How Marketing Strategies has to Change for Globalisation
Over the past decade, the world has changed dramatically and along with its marketing strategies. Globalisation by no means is a new phenomenon and some may argue that the Mongols in Asia were responsible for international trade and influence. Others believe the World Wars drew the globe together economically. Whether you think the expansion began in the 13th Century or the 20th, one thing is certain: The era of digital technologies has drastically bought the world a lot closer together and a whole lot quicker.
With the race towards worldwide coverage and the demand for increased revenue, we are seeing all sort of business in all sizes turning to package software for their selling solution for quicker, scalable and affordable expansion. Plus, these types of platforms also offer localisation including integration with translation services, multiple language options and a variety of payment methods. Closing the gap between worlds even more.
But is this enough?
If you’re thinking about expanding your business footprint globally, starting with a platform makes sense, but this will only get you so far. It’s the marketing strategies and experiences you execute that could result in a 10% lift in sales. Realise that your international consumers expect similar service and personalisation as if they would buy from a local store down the road. These consumers are not interested in re-hashed experiences. A business’s digital experience cannot be one-size-fits-all or even one-size-fits-all-with-a-language-selector.
In order to resonate with your international consumers, marketing strategies and experience must be addressed if going global is an important factor in your business mode./plan.
Here are the top three key marketing strategies elements you should focus on to prepare your business for the world.
1) Content/Catalog Localisation
Most businesses opt for a time and cost efficient language translation programmes, taking content from the English site and translating it for the global audience. You could do this—but are you sure about that?
Language is extremely nuanced. Not all cultures use irony, sarcasm, figurative language or double meanings. Language is changing rapidly at the influence of trends that don’t necessarily translate.
Until AI tech is able to better understand and translate nuance in languages, it’s imperative that a human has final editing rights. An automatic word for word translations just won’t cut it.
2) User Flows
Local or global, the goal is the same: Enable your customer. This means you have to understand and appreciate your consumer’s behaviours and motivations in order to cater to the difference in experiences and remove any obstacles of enablement. Consider Indian shoppers who often favour cash on delivery and don’t require payment processing as part of their experience. Or Chinese shoppers who like to learn more before a purchase and prefer to browse content rather than a Western search-and-find-as-soon-as-possible preference. Or European shoppers who like buying online, but prefer to pick up in store as they still enjoy spending time in the physical store

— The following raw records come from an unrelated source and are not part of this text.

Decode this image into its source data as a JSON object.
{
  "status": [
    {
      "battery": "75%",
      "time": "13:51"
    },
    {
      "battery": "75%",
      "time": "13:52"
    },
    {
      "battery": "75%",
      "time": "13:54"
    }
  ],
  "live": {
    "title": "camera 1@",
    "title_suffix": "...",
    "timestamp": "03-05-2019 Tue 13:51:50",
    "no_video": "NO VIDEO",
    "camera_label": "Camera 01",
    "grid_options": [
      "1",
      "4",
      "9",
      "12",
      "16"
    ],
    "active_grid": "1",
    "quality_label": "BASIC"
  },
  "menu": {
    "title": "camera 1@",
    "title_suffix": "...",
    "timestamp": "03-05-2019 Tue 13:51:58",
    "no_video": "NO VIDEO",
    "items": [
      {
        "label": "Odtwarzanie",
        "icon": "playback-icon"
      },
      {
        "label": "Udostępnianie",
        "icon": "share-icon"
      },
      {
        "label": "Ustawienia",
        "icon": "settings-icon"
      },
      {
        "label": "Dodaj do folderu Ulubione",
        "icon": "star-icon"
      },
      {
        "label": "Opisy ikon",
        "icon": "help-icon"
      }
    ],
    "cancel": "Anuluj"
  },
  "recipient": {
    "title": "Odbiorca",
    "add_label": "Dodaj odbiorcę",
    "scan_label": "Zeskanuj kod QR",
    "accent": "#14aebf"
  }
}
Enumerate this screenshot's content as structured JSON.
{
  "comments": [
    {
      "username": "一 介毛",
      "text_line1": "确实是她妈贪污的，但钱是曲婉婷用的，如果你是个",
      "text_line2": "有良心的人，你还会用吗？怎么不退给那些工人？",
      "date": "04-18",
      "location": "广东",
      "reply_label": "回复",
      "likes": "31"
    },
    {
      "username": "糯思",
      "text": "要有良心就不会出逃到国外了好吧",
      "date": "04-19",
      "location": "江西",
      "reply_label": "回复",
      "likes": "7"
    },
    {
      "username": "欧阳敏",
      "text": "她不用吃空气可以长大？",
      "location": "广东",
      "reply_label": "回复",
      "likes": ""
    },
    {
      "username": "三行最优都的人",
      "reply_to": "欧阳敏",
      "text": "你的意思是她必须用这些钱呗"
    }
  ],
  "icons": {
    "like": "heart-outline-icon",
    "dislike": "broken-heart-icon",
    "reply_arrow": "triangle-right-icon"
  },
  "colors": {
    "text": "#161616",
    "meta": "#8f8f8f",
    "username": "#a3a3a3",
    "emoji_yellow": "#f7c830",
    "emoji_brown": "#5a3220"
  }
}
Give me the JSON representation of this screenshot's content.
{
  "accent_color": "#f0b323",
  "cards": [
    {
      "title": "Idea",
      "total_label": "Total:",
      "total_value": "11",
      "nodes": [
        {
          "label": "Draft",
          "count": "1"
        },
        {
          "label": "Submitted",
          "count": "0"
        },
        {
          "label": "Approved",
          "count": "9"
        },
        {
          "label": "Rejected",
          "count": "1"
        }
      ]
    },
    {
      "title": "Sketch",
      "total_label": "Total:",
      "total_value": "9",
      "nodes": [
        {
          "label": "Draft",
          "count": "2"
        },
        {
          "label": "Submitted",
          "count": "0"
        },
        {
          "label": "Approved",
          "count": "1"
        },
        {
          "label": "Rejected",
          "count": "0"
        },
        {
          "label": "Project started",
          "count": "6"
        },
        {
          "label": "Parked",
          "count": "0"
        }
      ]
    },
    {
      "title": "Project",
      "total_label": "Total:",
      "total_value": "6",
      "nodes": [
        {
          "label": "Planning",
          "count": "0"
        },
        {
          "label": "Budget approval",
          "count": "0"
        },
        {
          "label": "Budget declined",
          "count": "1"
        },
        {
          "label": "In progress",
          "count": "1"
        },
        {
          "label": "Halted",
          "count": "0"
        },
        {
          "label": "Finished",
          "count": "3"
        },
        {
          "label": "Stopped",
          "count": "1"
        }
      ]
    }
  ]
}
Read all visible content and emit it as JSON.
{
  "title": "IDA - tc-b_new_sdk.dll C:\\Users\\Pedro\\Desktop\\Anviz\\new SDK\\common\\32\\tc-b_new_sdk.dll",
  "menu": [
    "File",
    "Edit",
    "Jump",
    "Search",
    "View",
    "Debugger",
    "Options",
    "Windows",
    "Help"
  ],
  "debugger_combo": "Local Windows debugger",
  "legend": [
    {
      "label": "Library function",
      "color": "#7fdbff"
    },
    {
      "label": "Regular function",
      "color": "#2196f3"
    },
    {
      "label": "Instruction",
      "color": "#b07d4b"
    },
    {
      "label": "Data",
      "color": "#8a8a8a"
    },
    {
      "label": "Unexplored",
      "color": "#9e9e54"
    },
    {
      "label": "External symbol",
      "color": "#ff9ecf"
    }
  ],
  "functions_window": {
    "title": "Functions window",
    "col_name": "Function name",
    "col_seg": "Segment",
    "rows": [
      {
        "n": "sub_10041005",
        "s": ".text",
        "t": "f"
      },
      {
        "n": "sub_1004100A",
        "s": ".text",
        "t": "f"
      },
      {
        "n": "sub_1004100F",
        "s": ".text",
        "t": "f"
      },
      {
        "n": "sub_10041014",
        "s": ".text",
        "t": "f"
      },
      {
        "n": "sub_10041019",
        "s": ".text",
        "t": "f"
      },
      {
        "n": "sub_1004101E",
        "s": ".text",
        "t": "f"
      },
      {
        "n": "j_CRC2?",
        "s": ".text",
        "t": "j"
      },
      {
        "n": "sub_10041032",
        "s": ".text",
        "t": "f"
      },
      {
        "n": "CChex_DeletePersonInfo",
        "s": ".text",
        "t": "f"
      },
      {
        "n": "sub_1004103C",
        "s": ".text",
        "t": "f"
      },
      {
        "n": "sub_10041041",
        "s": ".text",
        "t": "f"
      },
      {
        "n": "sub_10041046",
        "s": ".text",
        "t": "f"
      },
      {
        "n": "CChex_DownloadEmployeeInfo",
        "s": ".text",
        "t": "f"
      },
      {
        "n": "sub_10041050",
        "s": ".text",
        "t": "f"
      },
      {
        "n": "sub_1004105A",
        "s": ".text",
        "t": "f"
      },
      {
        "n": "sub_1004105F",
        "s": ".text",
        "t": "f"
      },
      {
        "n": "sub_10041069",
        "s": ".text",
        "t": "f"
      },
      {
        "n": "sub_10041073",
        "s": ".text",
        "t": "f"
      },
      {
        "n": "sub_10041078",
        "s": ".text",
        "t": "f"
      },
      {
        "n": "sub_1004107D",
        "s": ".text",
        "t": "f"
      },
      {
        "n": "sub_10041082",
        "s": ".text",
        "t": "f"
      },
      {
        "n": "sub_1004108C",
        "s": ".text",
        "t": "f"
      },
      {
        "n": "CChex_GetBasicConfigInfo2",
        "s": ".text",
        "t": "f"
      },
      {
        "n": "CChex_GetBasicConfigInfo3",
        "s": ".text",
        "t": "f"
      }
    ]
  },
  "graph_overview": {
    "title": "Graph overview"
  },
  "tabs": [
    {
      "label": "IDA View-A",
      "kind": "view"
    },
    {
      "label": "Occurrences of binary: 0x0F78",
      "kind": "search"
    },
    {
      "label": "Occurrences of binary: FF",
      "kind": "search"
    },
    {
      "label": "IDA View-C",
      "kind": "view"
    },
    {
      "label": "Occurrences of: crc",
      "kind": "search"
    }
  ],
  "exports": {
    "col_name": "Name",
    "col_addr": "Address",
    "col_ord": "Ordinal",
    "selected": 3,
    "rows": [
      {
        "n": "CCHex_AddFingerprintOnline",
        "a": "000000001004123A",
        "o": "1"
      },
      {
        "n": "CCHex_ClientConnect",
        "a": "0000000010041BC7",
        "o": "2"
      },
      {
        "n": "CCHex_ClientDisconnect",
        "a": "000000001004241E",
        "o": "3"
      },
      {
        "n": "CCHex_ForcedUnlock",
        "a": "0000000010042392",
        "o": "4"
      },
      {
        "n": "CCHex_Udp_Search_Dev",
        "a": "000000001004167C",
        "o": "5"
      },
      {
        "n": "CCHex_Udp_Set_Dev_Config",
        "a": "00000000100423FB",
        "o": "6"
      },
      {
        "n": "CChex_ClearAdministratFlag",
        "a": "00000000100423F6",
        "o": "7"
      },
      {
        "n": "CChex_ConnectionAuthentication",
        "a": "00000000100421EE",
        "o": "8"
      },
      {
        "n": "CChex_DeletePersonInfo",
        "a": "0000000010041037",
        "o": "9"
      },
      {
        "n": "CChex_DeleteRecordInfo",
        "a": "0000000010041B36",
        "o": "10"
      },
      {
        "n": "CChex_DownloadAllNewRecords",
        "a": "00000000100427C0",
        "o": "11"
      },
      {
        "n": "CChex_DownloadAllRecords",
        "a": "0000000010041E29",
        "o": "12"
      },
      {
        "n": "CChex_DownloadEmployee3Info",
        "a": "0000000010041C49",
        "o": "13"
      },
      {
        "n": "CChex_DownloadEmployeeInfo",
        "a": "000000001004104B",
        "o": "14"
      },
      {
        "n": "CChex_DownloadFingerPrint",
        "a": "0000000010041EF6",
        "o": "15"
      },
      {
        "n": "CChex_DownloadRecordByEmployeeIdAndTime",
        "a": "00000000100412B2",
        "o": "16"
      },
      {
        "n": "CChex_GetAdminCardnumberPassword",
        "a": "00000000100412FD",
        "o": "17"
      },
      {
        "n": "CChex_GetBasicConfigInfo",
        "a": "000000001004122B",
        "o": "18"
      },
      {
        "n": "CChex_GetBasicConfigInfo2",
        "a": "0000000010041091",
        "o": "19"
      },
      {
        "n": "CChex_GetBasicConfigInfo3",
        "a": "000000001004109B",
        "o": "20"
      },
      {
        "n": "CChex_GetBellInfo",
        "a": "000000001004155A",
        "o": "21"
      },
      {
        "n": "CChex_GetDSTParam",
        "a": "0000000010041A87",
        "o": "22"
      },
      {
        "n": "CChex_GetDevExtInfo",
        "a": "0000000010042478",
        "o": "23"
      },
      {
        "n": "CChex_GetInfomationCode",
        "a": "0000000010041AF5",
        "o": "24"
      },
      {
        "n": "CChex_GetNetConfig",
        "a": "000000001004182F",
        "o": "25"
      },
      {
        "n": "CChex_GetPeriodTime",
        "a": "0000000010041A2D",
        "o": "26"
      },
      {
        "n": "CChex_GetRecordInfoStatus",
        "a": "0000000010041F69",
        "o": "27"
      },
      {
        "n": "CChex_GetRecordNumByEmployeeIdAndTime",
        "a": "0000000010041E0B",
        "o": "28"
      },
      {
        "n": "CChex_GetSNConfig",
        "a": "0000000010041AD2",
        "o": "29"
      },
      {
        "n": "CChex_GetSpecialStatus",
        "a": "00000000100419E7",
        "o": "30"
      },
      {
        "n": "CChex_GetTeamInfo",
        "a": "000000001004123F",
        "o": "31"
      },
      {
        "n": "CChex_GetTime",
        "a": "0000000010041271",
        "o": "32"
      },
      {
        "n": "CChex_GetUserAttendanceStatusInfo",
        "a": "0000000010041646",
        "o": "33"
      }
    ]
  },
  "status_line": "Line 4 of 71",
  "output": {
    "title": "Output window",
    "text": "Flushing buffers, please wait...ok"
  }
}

Understanding the differences will require some research and doing your homework of cultural tastes, blended with user data to speak to the fancy of each one of your unique customers.
3) Operations Process
The relationship with your customer shouldn’t end with a confirmation message or even a shipping notice. Brands need to understand that the customer experience will continue as long as there is an experience. And the experience is not the same globally. I personally prefer and love my Amazon Prime and its one- or two-day shipping. In that short window of time (between click to order and a package delivery notification), there’s not a lot of additional engagement necessary. Customers in Ghana, however, wait for 12–22 business days for their expedited (not standard) shipping to be delivered. A lot of conversation, engagement and, potentially, additional transactions can happen in the month they wait for the initial delivery.
One size does not fit all, and if you expect your business to succeed in globalisation, it’s important to invest in more than a technical platform. Understand your customers, understand their culture and behaviour to create something that enables unique experiences.